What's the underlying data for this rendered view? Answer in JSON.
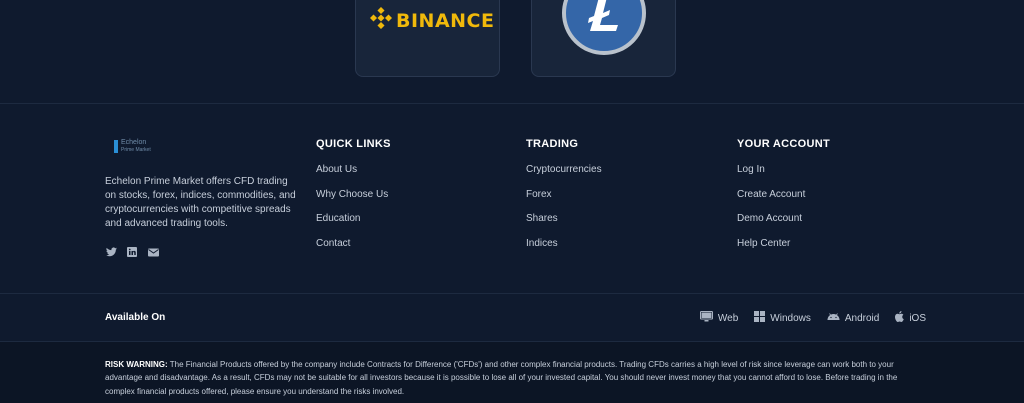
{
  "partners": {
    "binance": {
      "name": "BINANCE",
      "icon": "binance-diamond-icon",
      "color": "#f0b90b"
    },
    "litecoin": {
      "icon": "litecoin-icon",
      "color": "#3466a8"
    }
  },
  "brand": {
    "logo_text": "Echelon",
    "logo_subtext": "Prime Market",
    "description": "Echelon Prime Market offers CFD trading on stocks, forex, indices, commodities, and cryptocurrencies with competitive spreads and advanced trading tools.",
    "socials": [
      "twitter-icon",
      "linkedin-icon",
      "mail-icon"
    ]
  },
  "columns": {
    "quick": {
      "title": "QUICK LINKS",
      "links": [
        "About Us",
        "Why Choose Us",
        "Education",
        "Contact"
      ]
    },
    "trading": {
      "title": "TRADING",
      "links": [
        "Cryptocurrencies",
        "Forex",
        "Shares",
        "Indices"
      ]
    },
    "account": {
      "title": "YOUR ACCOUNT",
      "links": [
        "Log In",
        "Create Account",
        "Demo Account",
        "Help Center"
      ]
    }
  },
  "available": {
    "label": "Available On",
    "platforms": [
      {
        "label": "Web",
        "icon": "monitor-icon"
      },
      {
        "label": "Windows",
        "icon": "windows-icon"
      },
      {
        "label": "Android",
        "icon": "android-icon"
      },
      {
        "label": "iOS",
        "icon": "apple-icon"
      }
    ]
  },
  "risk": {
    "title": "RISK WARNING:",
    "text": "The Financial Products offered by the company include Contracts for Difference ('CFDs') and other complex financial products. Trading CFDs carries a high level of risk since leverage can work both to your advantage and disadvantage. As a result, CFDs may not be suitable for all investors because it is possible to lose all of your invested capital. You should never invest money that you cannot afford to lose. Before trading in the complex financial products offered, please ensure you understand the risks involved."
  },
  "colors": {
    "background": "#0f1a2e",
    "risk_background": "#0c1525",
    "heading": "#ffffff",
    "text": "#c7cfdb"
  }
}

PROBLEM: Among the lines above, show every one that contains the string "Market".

TASK OUTPUT:
    "logo_subtext": "Prime Market",
    "description": "Echelon Prime Market offers CFD trading on stocks, forex, indices, commodities, and cryptocurrencies with competitive spreads and advanced trading tools.",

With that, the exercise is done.